Page and application data records
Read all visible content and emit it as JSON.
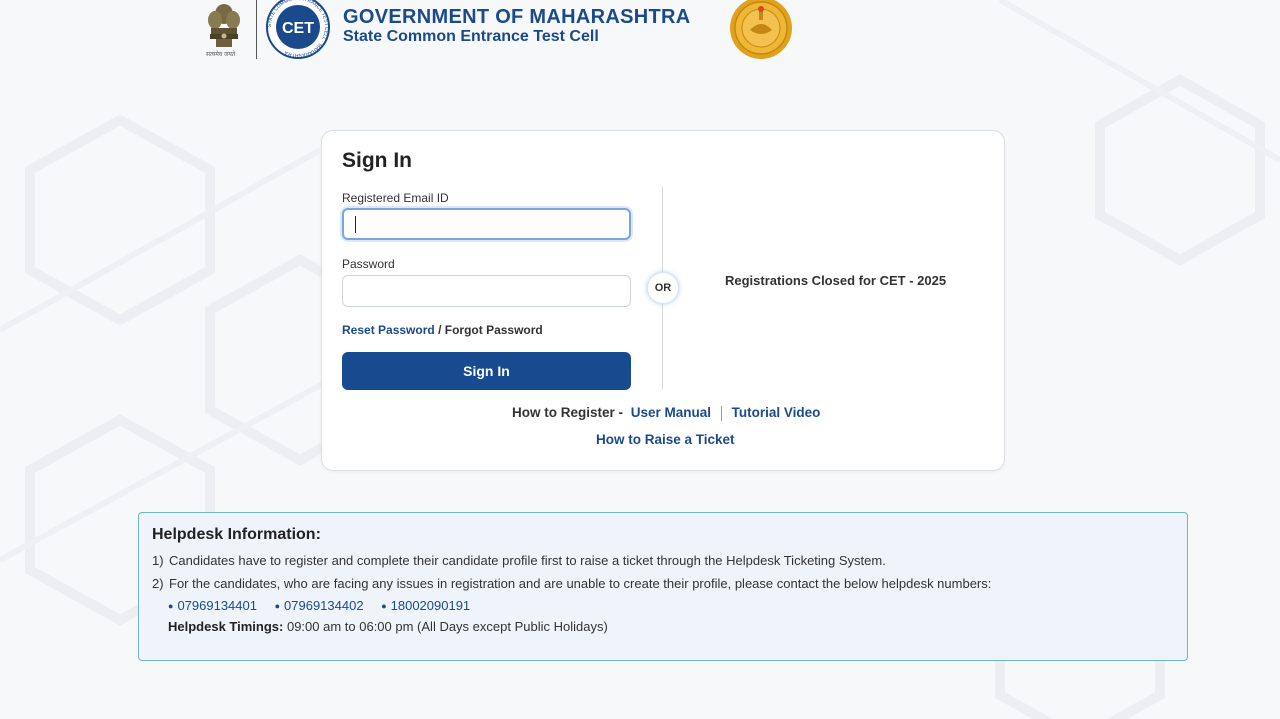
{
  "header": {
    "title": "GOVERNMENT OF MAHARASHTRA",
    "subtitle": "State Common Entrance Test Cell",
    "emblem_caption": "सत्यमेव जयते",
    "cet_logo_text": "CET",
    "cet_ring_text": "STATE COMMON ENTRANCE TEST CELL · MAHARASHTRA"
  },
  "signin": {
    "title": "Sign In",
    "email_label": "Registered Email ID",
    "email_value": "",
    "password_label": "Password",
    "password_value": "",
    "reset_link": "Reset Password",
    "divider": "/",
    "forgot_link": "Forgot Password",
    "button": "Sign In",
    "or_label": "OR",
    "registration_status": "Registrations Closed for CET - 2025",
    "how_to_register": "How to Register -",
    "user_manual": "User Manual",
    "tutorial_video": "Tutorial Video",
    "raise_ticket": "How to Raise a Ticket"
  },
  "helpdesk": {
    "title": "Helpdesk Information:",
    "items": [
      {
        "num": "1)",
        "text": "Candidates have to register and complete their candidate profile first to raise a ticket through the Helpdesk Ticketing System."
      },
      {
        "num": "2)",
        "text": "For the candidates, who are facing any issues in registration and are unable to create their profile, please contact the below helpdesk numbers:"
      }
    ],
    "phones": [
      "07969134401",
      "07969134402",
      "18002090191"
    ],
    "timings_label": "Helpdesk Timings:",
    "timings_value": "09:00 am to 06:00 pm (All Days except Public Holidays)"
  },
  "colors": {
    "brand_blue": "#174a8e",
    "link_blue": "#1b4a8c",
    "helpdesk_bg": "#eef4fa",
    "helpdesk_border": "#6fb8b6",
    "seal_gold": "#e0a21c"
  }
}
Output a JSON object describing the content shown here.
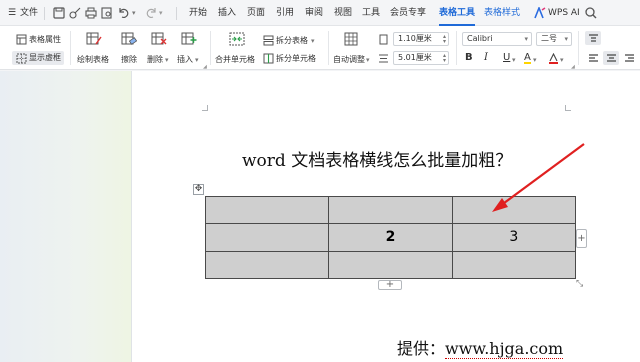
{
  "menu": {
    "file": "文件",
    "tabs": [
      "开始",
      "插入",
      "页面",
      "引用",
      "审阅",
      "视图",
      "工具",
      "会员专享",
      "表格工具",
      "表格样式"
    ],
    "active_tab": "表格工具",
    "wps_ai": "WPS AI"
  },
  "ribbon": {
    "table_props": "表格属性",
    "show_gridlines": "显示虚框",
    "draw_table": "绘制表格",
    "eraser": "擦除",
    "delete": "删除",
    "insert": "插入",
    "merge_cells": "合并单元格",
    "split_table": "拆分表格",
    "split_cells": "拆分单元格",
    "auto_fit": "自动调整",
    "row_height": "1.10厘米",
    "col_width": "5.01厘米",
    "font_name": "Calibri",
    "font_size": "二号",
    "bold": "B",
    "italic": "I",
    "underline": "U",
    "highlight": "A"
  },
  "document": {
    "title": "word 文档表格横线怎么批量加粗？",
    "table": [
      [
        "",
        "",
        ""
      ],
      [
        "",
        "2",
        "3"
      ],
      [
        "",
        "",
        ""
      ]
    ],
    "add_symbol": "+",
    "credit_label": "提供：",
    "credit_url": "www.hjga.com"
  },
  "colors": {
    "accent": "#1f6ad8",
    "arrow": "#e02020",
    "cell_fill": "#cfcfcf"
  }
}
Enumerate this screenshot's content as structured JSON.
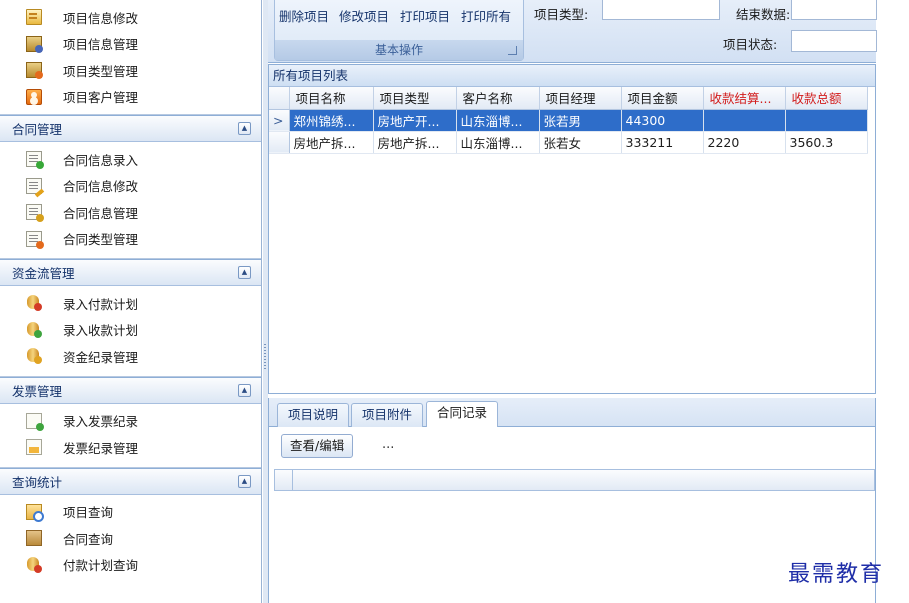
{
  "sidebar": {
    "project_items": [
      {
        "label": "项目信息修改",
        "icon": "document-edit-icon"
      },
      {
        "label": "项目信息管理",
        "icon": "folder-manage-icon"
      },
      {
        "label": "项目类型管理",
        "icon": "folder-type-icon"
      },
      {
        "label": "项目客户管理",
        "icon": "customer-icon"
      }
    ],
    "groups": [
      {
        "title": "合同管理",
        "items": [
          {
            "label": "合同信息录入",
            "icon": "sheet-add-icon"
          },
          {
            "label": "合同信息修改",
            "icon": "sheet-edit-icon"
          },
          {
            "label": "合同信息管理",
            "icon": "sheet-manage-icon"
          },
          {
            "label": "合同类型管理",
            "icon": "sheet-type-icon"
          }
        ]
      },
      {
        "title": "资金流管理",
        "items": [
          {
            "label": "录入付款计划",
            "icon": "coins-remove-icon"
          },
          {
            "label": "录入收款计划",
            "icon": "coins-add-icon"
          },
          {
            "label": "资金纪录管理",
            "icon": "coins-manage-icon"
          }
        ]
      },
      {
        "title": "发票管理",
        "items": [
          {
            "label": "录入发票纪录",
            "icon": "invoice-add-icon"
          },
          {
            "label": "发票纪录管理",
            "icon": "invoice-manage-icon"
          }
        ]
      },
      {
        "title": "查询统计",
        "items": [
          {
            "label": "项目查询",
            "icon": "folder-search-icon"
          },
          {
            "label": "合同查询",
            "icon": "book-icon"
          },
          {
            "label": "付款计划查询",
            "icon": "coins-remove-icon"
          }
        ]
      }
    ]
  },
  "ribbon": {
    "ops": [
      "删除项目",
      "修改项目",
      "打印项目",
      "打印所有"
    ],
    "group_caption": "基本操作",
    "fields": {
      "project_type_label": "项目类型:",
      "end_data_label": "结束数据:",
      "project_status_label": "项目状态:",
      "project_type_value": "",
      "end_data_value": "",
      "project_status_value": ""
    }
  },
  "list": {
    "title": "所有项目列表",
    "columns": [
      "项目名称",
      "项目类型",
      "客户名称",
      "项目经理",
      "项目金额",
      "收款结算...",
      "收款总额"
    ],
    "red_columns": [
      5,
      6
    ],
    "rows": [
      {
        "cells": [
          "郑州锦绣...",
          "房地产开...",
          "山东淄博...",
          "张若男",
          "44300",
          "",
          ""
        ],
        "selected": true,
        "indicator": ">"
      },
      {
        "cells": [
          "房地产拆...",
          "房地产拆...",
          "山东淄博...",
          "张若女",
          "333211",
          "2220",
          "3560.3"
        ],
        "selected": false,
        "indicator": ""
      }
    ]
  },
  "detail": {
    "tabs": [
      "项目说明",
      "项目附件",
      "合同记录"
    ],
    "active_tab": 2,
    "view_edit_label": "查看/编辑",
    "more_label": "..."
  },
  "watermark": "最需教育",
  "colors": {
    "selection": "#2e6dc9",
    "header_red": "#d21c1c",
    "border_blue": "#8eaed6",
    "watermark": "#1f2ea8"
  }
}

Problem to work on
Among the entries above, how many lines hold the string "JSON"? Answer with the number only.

Task solution
3